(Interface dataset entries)
----

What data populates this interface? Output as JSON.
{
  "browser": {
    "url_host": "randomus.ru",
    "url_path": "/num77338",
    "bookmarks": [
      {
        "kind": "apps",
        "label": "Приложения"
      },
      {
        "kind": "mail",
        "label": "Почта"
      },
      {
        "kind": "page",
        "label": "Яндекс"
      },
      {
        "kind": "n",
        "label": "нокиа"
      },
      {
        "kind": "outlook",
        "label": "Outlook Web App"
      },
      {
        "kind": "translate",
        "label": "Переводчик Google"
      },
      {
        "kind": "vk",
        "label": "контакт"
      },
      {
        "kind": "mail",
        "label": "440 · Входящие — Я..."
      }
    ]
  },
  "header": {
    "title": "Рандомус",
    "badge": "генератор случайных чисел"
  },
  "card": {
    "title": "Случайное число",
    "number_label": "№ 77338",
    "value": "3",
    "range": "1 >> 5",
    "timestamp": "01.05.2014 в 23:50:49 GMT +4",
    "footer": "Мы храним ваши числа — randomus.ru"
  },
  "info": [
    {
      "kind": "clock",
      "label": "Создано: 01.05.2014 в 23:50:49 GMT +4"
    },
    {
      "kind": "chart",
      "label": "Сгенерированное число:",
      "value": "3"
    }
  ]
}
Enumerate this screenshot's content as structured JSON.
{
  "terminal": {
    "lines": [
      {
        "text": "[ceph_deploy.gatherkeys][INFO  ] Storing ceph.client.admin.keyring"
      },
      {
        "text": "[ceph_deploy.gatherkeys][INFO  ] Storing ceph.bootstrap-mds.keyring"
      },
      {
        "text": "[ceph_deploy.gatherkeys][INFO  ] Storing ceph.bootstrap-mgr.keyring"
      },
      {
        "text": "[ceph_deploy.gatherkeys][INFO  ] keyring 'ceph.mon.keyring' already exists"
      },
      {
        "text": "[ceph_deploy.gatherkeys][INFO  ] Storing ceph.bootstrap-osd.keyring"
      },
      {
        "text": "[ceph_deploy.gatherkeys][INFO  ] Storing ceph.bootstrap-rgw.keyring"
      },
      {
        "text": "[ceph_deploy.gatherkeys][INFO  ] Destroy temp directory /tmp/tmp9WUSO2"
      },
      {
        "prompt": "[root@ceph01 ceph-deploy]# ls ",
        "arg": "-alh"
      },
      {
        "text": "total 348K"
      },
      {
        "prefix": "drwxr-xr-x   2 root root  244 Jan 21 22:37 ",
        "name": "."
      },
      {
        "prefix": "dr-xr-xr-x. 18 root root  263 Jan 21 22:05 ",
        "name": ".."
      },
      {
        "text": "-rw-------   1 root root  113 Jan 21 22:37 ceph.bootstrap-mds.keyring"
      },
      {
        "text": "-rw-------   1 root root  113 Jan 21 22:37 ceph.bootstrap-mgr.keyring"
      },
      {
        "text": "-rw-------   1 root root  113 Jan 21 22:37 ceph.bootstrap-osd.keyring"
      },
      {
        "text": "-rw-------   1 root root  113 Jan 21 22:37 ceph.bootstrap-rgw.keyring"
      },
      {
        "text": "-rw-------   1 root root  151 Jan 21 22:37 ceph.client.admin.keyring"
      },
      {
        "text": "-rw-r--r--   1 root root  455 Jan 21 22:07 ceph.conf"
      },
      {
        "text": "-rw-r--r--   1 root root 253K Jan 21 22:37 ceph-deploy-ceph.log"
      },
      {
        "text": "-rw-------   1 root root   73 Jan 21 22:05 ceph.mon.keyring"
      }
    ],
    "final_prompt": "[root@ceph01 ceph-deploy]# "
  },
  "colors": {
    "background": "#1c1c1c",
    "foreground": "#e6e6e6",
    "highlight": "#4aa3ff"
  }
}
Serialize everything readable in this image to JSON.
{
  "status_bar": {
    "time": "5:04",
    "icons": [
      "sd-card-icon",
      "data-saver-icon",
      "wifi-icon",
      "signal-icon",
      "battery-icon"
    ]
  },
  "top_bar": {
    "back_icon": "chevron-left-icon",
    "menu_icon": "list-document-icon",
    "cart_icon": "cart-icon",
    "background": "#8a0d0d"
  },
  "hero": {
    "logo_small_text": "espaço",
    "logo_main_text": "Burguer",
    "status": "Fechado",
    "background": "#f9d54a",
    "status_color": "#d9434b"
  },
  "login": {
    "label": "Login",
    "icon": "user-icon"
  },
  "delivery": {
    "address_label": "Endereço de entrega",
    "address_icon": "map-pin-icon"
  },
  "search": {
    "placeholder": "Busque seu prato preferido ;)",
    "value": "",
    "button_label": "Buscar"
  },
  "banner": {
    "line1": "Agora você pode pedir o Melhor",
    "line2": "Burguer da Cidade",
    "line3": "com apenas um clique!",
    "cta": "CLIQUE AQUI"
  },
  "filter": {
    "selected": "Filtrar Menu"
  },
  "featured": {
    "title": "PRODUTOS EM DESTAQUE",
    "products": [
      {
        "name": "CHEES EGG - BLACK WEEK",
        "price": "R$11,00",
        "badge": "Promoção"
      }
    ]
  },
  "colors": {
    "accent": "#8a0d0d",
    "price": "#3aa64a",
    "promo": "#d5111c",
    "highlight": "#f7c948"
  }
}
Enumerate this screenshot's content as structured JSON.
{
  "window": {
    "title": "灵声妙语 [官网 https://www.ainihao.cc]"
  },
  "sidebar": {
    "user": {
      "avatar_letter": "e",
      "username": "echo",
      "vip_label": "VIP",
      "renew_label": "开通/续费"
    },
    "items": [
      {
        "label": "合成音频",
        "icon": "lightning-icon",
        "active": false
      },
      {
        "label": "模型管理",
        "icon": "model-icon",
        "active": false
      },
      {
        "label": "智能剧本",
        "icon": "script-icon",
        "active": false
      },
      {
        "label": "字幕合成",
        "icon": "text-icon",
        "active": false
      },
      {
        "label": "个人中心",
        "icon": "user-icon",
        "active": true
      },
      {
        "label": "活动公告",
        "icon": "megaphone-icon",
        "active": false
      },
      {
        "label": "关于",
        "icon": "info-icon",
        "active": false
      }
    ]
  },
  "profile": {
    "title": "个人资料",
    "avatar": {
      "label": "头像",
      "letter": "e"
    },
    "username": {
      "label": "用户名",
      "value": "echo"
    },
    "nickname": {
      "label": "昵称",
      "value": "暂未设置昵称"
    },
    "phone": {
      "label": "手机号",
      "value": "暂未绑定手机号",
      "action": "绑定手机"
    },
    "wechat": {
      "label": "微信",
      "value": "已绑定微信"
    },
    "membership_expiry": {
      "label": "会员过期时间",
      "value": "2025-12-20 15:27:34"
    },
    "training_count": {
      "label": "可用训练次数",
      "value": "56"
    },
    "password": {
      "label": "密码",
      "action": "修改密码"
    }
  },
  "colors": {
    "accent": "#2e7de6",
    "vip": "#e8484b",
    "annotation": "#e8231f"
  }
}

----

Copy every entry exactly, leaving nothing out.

• **Result of this task**
What data populates this interface? Output as JSON.
{
  "browser": {
    "url_host": "randomus.ru",
    "url_path": "/num77338",
    "bookmarks": [
      {
        "kind": "apps",
        "label": "Приложения"
      },
      {
        "kind": "mail",
        "label": "Почта"
      },
      {
        "kind": "page",
        "label": "Яндекс"
      },
      {
        "kind": "n",
        "label": "нокиа"
      },
      {
        "kind": "outlook",
        "label": "Outlook Web App"
      },
      {
        "kind": "translate",
        "label": "Переводчик Google"
      },
      {
        "kind": "vk",
        "label": "контакт"
      },
      {
        "kind": "mail",
        "label": "440 · Входящие — Я..."
      }
    ]
  },
  "header": {
    "title": "Рандомус",
    "badge": "генератор случайных чисел"
  },
  "card": {
    "title": "Случайное число",
    "number_label": "№ 77338",
    "value": "3",
    "range": "1 >> 5",
    "timestamp": "01.05.2014 в 23:50:49 GMT +4",
    "footer": "Мы храним ваши числа — randomus.ru"
  },
  "info": [
    {
      "kind": "clock",
      "label": "Создано: 01.05.2014 в 23:50:49 GMT +4"
    },
    {
      "kind": "chart",
      "label": "Сгенерированное число:",
      "value": "3"
    }
  ]
}
Enumerate this screenshot's content as structured JSON.
{
  "terminal": {
    "lines": [
      {
        "text": "[ceph_deploy.gatherkeys][INFO  ] Storing ceph.client.admin.keyring"
      },
      {
        "text": "[ceph_deploy.gatherkeys][INFO  ] Storing ceph.bootstrap-mds.keyring"
      },
      {
        "text": "[ceph_deploy.gatherkeys][INFO  ] Storing ceph.bootstrap-mgr.keyring"
      },
      {
        "text": "[ceph_deploy.gatherkeys][INFO  ] keyring 'ceph.mon.keyring' already exists"
      },
      {
        "text": "[ceph_deploy.gatherkeys][INFO  ] Storing ceph.bootstrap-osd.keyring"
      },
      {
        "text": "[ceph_deploy.gatherkeys][INFO  ] Storing ceph.bootstrap-rgw.keyring"
      },
      {
        "text": "[ceph_deploy.gatherkeys][INFO  ] Destroy temp directory /tmp/tmp9WUSO2"
      },
      {
        "prompt": "[root@ceph01 ceph-deploy]# ls ",
        "arg": "-alh"
      },
      {
        "text": "total 348K"
      },
      {
        "prefix": "drwxr-xr-x   2 root root  244 Jan 21 22:37 ",
        "name": "."
      },
      {
        "prefix": "dr-xr-xr-x. 18 root root  263 Jan 21 22:05 ",
        "name": ".."
      },
      {
        "text": "-rw-------   1 root root  113 Jan 21 22:37 ceph.bootstrap-mds.keyring"
      },
      {
        "text": "-rw-------   1 root root  113 Jan 21 22:37 ceph.bootstrap-mgr.keyring"
      },
      {
        "text": "-rw-------   1 root root  113 Jan 21 22:37 ceph.bootstrap-osd.keyring"
      },
      {
        "text": "-rw-------   1 root root  113 Jan 21 22:37 ceph.bootstrap-rgw.keyring"
      },
      {
        "text": "-rw-------   1 root root  151 Jan 21 22:37 ceph.client.admin.keyring"
      },
      {
        "text": "-rw-r--r--   1 root root  455 Jan 21 22:07 ceph.conf"
      },
      {
        "text": "-rw-r--r--   1 root root 253K Jan 21 22:37 ceph-deploy-ceph.log"
      },
      {
        "text": "-rw-------   1 root root   73 Jan 21 22:05 ceph.mon.keyring"
      }
    ],
    "final_prompt": "[root@ceph01 ceph-deploy]# "
  },
  "colors": {
    "background": "#1c1c1c",
    "foreground": "#e6e6e6",
    "highlight": "#4aa3ff"
  }
}
Serialize everything readable in this image to JSON.
{
  "status_bar": {
    "time": "5:04",
    "icons": [
      "sd-card-icon",
      "data-saver-icon",
      "wifi-icon",
      "signal-icon",
      "battery-icon"
    ]
  },
  "top_bar": {
    "back_icon": "chevron-left-icon",
    "menu_icon": "list-document-icon",
    "cart_icon": "cart-icon",
    "background": "#8a0d0d"
  },
  "hero": {
    "logo_small_text": "espaço",
    "logo_main_text": "Burguer",
    "status": "Fechado",
    "background": "#f9d54a",
    "status_color": "#d9434b"
  },
  "login": {
    "label": "Login",
    "icon": "user-icon"
  },
  "delivery": {
    "address_label": "Endereço de entrega",
    "address_icon": "map-pin-icon"
  },
  "search": {
    "placeholder": "Busque seu prato preferido ;)",
    "value": "",
    "button_label": "Buscar"
  },
  "banner": {
    "line1": "Agora você pode pedir o Melhor",
    "line2": "Burguer da Cidade",
    "line3": "com apenas um clique!",
    "cta": "CLIQUE AQUI"
  },
  "filter": {
    "selected": "Filtrar Menu"
  },
  "featured": {
    "title": "PRODUTOS EM DESTAQUE",
    "products": [
      {
        "name": "CHEES EGG - BLACK WEEK",
        "price": "R$11,00",
        "badge": "Promoção"
      }
    ]
  },
  "colors": {
    "accent": "#8a0d0d",
    "price": "#3aa64a",
    "promo": "#d5111c",
    "highlight": "#f7c948"
  }
}
Enumerate this screenshot's content as structured JSON.
{
  "window": {
    "title": "灵声妙语 [官网 https://www.ainihao.cc]"
  },
  "sidebar": {
    "user": {
      "avatar_letter": "e",
      "username": "echo",
      "vip_label": "VIP",
      "renew_label": "开通/续费"
    },
    "items": [
      {
        "label": "合成音频",
        "icon": "lightning-icon",
        "active": false
      },
      {
        "label": "模型管理",
        "icon": "model-icon",
        "active": false
      },
      {
        "label": "智能剧本",
        "icon": "script-icon",
        "active": false
      },
      {
        "label": "字幕合成",
        "icon": "text-icon",
        "active": false
      },
      {
        "label": "个人中心",
        "icon": "user-icon",
        "active": true
      },
      {
        "label": "活动公告",
        "icon": "megaphone-icon",
        "active": false
      },
      {
        "label": "关于",
        "icon": "info-icon",
        "active": false
      }
    ]
  },
  "profile": {
    "title": "个人资料",
    "avatar": {
      "label": "头像",
      "letter": "e"
    },
    "username": {
      "label": "用户名",
      "value": "echo"
    },
    "nickname": {
      "label": "昵称",
      "value": "暂未设置昵称"
    },
    "phone": {
      "label": "手机号",
      "value": "暂未绑定手机号",
      "action": "绑定手机"
    },
    "wechat": {
      "label": "微信",
      "value": "已绑定微信"
    },
    "membership_expiry": {
      "label": "会员过期时间",
      "value": "2025-12-20 15:27:34"
    },
    "training_count": {
      "label": "可用训练次数",
      "value": "56"
    },
    "password": {
      "label": "密码",
      "action": "修改密码"
    }
  },
  "colors": {
    "accent": "#2e7de6",
    "vip": "#e8484b",
    "annotation": "#e8231f"
  }
}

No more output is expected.